    1. Unless we used a purely graphical syntax, I'm not sure a direct
mapping is that achievable. I'm pretty sure there have been XML-triples
syntaxes passing through this list in the past, but anyway it isn't too
difficult to imagine what they'd look like. Personally I'd need to see a few
examples of it used with different vocabularies before being convinced that
it was an improvement - I suspect RSS expressed in this way might be a
little verbose for most tastes.
    2. I disagree - reification or a variation seems to be needed to handle
some of the context problems (e.g. saying where a statement was made). I'm
not convinced that reification is the best answer,  it's certainly 'the Big
Ugly' (as Shelley Powers memorably described it). But without alternative
mechanisms, I think it is need (I could well be wrong - I'm not seen how TAP
handles this sort of thing).
    3. You can embed RDF in existing XML documents, though admittedly there
are DTD problems like those that have been identified with XHTML. I do agree
more work is required to make it as easy as possible. The atom I suppose is
the description, which could be a single statement.
    4. I'm not sure what you mean by 'simple metadata characteristics', but
certainly for things like datatyping I agree. But in many respects I think
XML schema is orthogonal to RDF. Heh - dual paths? What about Relax NG and
all the other schema languages?

    The difference is that whole layers of solutions are generalised, so
once a problem is solved in one domain it is solved in all domains. It's a
bit bit like the old "Give a man a fish and he will eat for a day, teach him
how to fish..." (or whatever).
    In this analogy RSS 2.0 is a fish.

  Yes, but the generalities must be solid.  Also, the general building
blocks have the easy
  ability to be assembled into specific solutions.  I don't believe this is
the current case.
  Agreed, agreed, agreed. But in the third case I think what we have is good
enough to start using, and being realistic I can't see the RDF WG making a
complete fresh start, and I don't think there are presently any
organisations with the same kind of processes and clout as the W3C to be
able to develop and get such a standard adopted.
  I suppose in an ideal world RDF would have been a 5-year project with the
deliverable being a disposable prototype. Then RDFNG would incorporate all
that had been learnt and would answer everyone's prayers. etc.
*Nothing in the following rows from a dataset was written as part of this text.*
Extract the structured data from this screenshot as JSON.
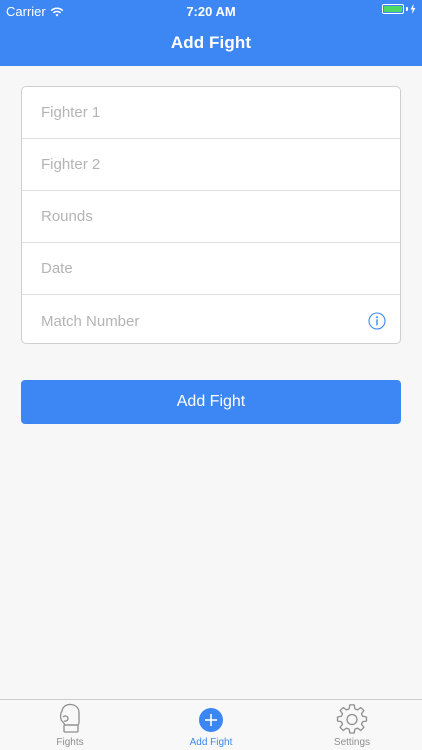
{
  "status_bar": {
    "carrier": "Carrier",
    "time": "7:20 AM"
  },
  "nav": {
    "title": "Add Fight"
  },
  "form": {
    "fields": [
      {
        "placeholder": "Fighter 1",
        "value": ""
      },
      {
        "placeholder": "Fighter 2",
        "value": ""
      },
      {
        "placeholder": "Rounds",
        "value": ""
      },
      {
        "placeholder": "Date",
        "value": ""
      },
      {
        "placeholder": "Match Number",
        "value": ""
      }
    ]
  },
  "actions": {
    "add_fight_label": "Add Fight"
  },
  "tab_bar": {
    "tabs": [
      {
        "label": "Fights",
        "icon": "boxing-glove-icon",
        "active": false
      },
      {
        "label": "Add Fight",
        "icon": "plus-circle-icon",
        "active": true
      },
      {
        "label": "Settings",
        "icon": "gear-icon",
        "active": false
      }
    ]
  },
  "colors": {
    "accent": "#3d87f5",
    "battery": "#4cd964",
    "tab_inactive": "#8e8e8e"
  }
}
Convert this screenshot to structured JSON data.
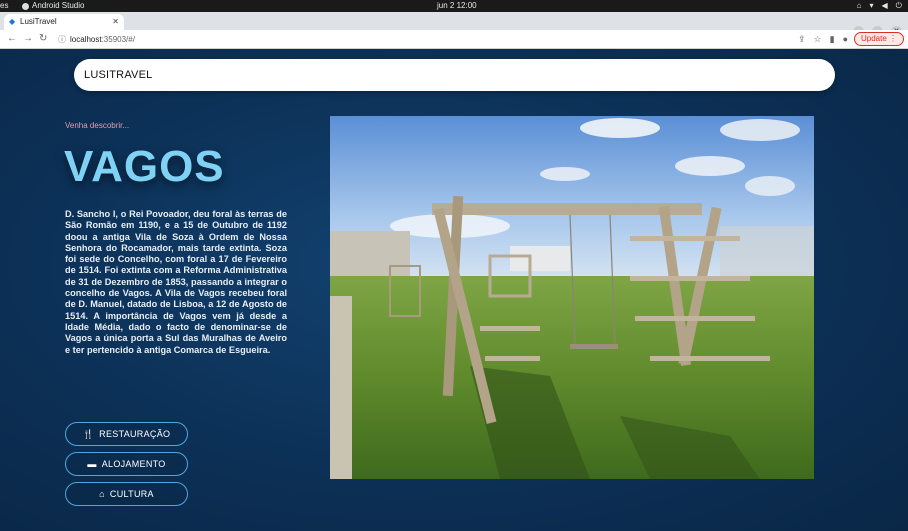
{
  "os": {
    "activities": "es",
    "app_name": "Android Studio",
    "clock": "jun 2  12:00"
  },
  "browser": {
    "tab_title": "LusiTravel",
    "url_host": "localhost",
    "url_path": ":35903/#/",
    "update_label": "Update"
  },
  "appbar": {
    "brand": "LUSITRAVEL"
  },
  "hero": {
    "kicker": "Venha descobrir...",
    "title": "VAGOS",
    "description": "D. Sancho I, o Rei Povoador, deu foral às terras de São Romão em 1190, e a 15 de Outubro de 1192 doou a antiga Vila de Soza à Ordem de Nossa Senhora do Rocamador, mais tarde extinta. Soza foi sede do Concelho, com foral a 17 de Fevereiro de 1514. Foi extinta com a Reforma Administrativa de 31 de Dezembro de 1853, passando a integrar o concelho de Vagos. A Vila de Vagos recebeu foral de D. Manuel, datado de Lisboa, a 12 de Agosto de 1514. A importância de Vagos vem já desde a Idade Média, dado o facto de denominar-se de Vagos a única porta a Sul das Muralhas de Aveiro e ter pertencido à antiga Comarca de Esgueira."
  },
  "categories": [
    {
      "label": "RESTAURAÇÃO",
      "icon": "restaurant-icon"
    },
    {
      "label": "ALOJAMENTO",
      "icon": "bed-icon"
    },
    {
      "label": "CULTURA",
      "icon": "museum-icon"
    }
  ],
  "colors": {
    "background": "#0c3056",
    "title": "#7fd2f4",
    "kicker": "#e79bb0",
    "button_border": "#4fa7e0"
  }
}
You never
know, Dave Winer might have a bright idea ;-)

    Keep stirring the pot!

  I hope people don't feel I'm doing this just for arguments sake.  I am
also in the
  trenches seeking and trying solutions.  I am the architect of a project
called the
  "Virtual Knowledge Base" whose goal is to semantically integrate
  data sources.

  Well, I admit that my responses do tend to be somewhat for arguments sake,
but I do think it's crucial for people in the trenches like yourself to
express your concerns, and I'm pretty confident that the WG folks are
  Good luck with the project!


Received on Friday, 11 October 2002 07:20:13 UTC